In a now classic study Libby et al 2007 got groups of registered voters to either imagine themselves in the first person (associated) casting their vote or to see themselves in the third person (dissociated) casting a vote. Those who watched themselves voting (dissociated) were later found to be significantly more likely to actually vote.
So if you want to achieve your goals
1) Set a reasonable goal
2) Identify the barriers and obstacles
3) Imagining seeing yourself overcoming those barriers
One last thing; keep goals to a minimum as too many at once can produce ‘goal fatigue’ (Ordonez 2009)
*SMART – Specific, Measurable, Achievable, Realistic and Time-bound – meaning that it has clearly defined parameters in time / space and is actually doable for example – loss 1 stone in 2 months. These are great for anything with known factors but are problematic when achievable & realistic are unknowns.
Matt Krouwel is a hypnotherapist in Birmingham.
Libby lisa, Eric M. Shaeffer, Richard P. Eibach and Jonathan A. Slemmer (2007) Picture Yourself at the Polls Visual Perspective in Mental Imagery Affects Self-Perception and Behavior Psychological Science March 2007 vol. 18 no. 3 199-203.
Locke, Edwin A. ; Shaw, Karyll N. ; Saari, Lise M. ; Latham, Gary P.(1980) Goal Setting and Task Performance: 1969-1980 Psychol. Bull. 90:125-52, 1981.
Oettingen G and Gollwitzer P.M. (2002) Self-regulation of goal pursuit:turning hope thoughts into behaviour’ Psychological Inquiry, 13 pages 304-7
Ordonez L, Schweitzer m, Galinsky A, Bazerman M (2009) Goals Gone Wild: The Systematic Side Effects of Overprescribing Goal Setting ACAD MANAGE PERSPECT February 1, 2009 vol. 23 no
Pham L, Taylor S (1999) From Thought to Action: Effects of Process-Versus Outcome-Based Mental Simulations on Performance Pers Soc Psychol Bull February 1999 vol. 25 no. 2 250-260
Shilts MK , PhD, Marcel Horowitz , MS, CHES, and Marilyn S. Townsend , PhD, RD (2004) Goal Setting as a Strategy for Dietary and Physical Activity Behavior Change: A Review of the Literature Am. Jou. Health promotion vol19. Iss.2 2004
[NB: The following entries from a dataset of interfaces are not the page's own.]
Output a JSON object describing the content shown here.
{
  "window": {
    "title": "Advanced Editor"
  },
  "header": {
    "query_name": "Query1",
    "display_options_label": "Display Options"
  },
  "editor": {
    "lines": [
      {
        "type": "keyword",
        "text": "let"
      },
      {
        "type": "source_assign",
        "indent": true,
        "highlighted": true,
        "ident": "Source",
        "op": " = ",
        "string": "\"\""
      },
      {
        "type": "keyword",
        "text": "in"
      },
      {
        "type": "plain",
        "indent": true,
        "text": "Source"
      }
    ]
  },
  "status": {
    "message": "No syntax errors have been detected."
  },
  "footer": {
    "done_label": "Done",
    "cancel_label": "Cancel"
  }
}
Tubbs, Mark E. (1986) Goal setting: A meta-analytic examination of the empirical evidence. Journal of Applied Psychology, Vol 71(3), Aug 1986, 474-483.
Wiseman, R (2009) :59 Seconds Chapter 4 Motivation p 84-112